The High Court has released its latest decision in the long-running litigation between the Ministry of Education (MoE) and Carter Holt Harvey (CHH) – this time, on an application by 54 councils to strike out CHH’s third party claims against them.
The MoE’s claim against CHH alleges that its Shadowclad product is defective and will likely allow water ingress in the future.833 school buildings throughout the country use Shadowclad, a number of which are alleged to already be leaking and suffering structural damage.The claim seeks damages for the cost of removing and replacing the Shadowclad.
CHH denies Shadowclad is defective or has caused damage, and says that any loss suffered by MoE is because of defective building works signed off by the councils.In 2013, CHH filed third party notices claiming contribution from 54 councils but did not serve the notices until December 2016.At the same time, CHH served separate contribution claims against the councils.
Broadly speaking, the councils applied to strike out CHH’s claim because: (a) claims against 416 school buildings were time-barred; (b) prejudice had been suffered due to the excessive delay in service of third party notices; (c) the claims were insufficiently particularised; and (d) the Ministry’s claims against CHH and CHH’s claims against the councils were not in respect of the “same damage”.
The result was that claims in relation to 28 of the 833 school buildings were clearly time-barred.The rest of the claims survived the strikeout application.
10-year longstop period in relation to contribution claims
Importantly for councils, the Court determined that the ten-year longstop provisions under the Building Act 2004 did apply to contribution claims.The purpose of s 393 of the Act is to focus on proceedings relating to building work, which these proceedings clearly were.What this means is that in proceedings relating to building work, claims against third parties must be brought within 10 years of that building work being performed – even if that date is concurrent with the date on which a defendant is served with a claim.
However, while the councils sought that 416 school buildings be struck out on this basis, evidential issues prevented the Court from finding in the councils’ favour on a strikeout application basis.In a typical leaky building case, identifying the date the council issued a CCC (being the date of the act or omission on which proceedings are based) is straightforward.This case was unusual in that there were over 800 buildings, and the building descriptions put forward by MoE differed to the descriptions on the CCCs (because the MoE’s claim is not focused on the CCCs), often making the buildings difficult for the councils to individually identify.
The Court acknowledged the significant work that the councils had undertaken in attempting to identify the relevant CCCs.However, only one council provided sufficient affidavit evidence to explain the process it had gone through to ensure the appropriate CCCs had been identified.
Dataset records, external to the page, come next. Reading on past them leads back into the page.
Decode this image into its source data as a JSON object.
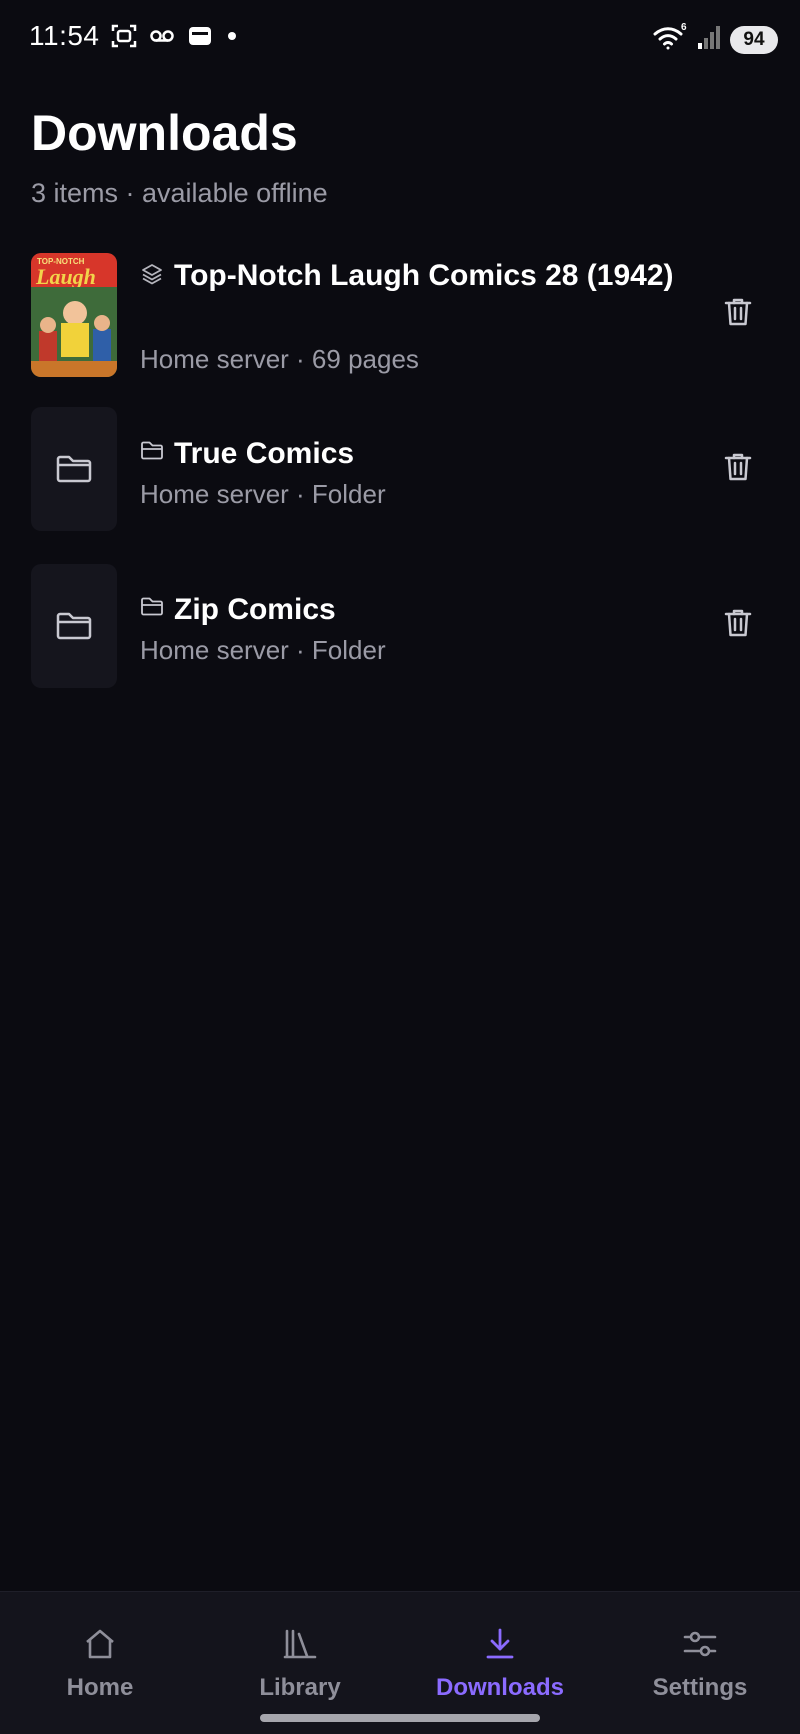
{
  "status_bar": {
    "time": "11:54",
    "battery": "94"
  },
  "header": {
    "title": "Downloads",
    "subtitle": "3 items · available offline"
  },
  "items": [
    {
      "title": "Top-Notch Laugh Comics 28 (1942)",
      "meta": "Home server · 69 pages",
      "type_icon": "layers-icon",
      "cover_text_top": "TOP-NOTCH",
      "cover_text_main": "Laugh"
    },
    {
      "title": "True Comics",
      "meta": "Home server · Folder",
      "type_icon": "folder-icon"
    },
    {
      "title": "Zip Comics",
      "meta": "Home server · Folder",
      "type_icon": "folder-icon"
    }
  ],
  "bottom_nav": [
    {
      "label": "Home",
      "icon": "home-icon"
    },
    {
      "label": "Library",
      "icon": "library-icon"
    },
    {
      "label": "Downloads",
      "icon": "download-icon",
      "active": true
    },
    {
      "label": "Settings",
      "icon": "sliders-icon"
    }
  ],
  "colors": {
    "background": "#0b0b11",
    "accent": "#8b6bff",
    "muted_text": "#9b9ba6"
  }
}
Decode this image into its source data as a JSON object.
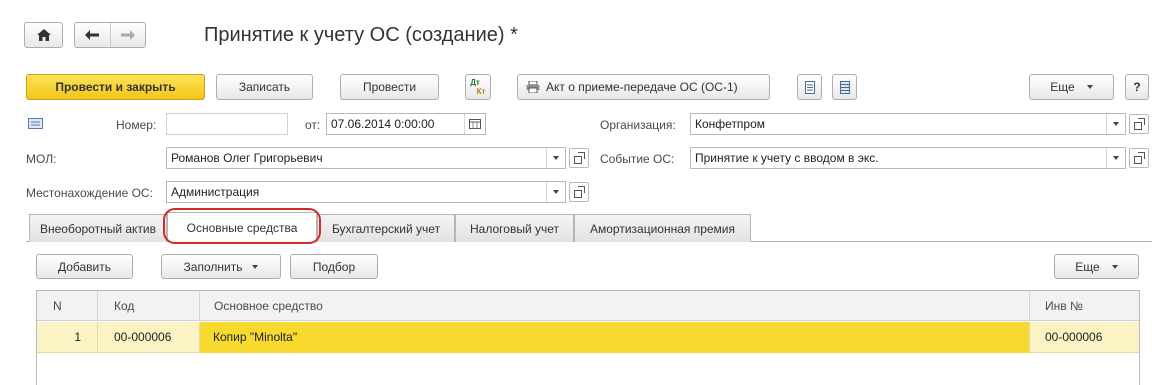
{
  "title": "Принятие к учету ОС (создание) *",
  "toolbar": {
    "post_close": "Провести и закрыть",
    "save": "Записать",
    "post": "Провести",
    "dtkt_top": "Дт",
    "dtkt_bottom": "Кт",
    "print_act": "Акт о приеме-передаче ОС (ОС-1)",
    "more": "Еще",
    "help": "?"
  },
  "form": {
    "number_label": "Номер:",
    "number_value": "",
    "date_label": "от:",
    "date_value": "07.06.2014  0:00:00",
    "org_label": "Организация:",
    "org_value": "Конфетпром",
    "mol_label": "МОЛ:",
    "mol_value": "Романов Олег Григорьевич",
    "event_label": "Событие ОС:",
    "event_value": "Принятие к учету с вводом в экс.",
    "location_label": "Местонахождение ОС:",
    "location_value": "Администрация"
  },
  "tabs": [
    {
      "label": "Внеоборотный актив"
    },
    {
      "label": "Основные средства"
    },
    {
      "label": "Бухгалтерский учет"
    },
    {
      "label": "Налоговый учет"
    },
    {
      "label": "Амортизационная премия"
    }
  ],
  "table_toolbar": {
    "add": "Добавить",
    "fill": "Заполнить",
    "pick": "Подбор",
    "more": "Еще"
  },
  "table": {
    "columns": [
      "N",
      "Код",
      "Основное средство",
      "Инв №"
    ],
    "rows": [
      {
        "n": "1",
        "code": "00-000006",
        "asset": "Копир \"Minolta\"",
        "inv": "00-000006"
      }
    ]
  },
  "colors": {
    "primary_button": "#f7d22e",
    "selected_row": "#f8d930",
    "row_light": "#fbf3c4",
    "highlight_oval": "#d42a2a"
  }
}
CHH were able to cast enough doubt as to the accuracy of the CCCs subject to the limitation argument.The Court did suggest, though, that this issue could be dealt with other than at trial and that the parties come together to confirm which CCCs should be removed from the claim.
On the other grounds raised by the councils, the Court refused to strike out the claim because:
- The threshold for suffering prejudice was not reached.The only prejudice suffered was the councils’ loss of potential to issue contribution claims in relation to about 6% of the buildings in issue, and loss of ability to inspect about 5% of the buildings in issue (as they had already been repaired or demolished).
- Although CHH’s claim was insufficiently particularised, the councils had not taken the first step of making an application for further and better particulars.The Court suggested that the matter of particulars should be rectified following the strike-out application.
- At least for the purposes of strike out, both the defective product and the defective building work both contributed to the “same damage” i.e. the buildings had weathertightness issues and consequent structural damage requiring repair costs.
Take home points
This case is another in a long line of decisions confirming that the Building Act 10-year longstop applies to contribution claims. Although there were evidential issues, the Court had sympathy for the councils and encouraged CHH to work with the other parties to identify the buildings outside the 10-year period. It will be interesting to see whether CHH will appeal the point to the Court of Appeal to avoid losing those school buildings from its claim.
The case also serves as a reminder that a court will require very good evidence before it will confidently rely on it for a strike-out application. Councils can assist with this by always maintaining accurate records and having clear processes for obtaining historic information.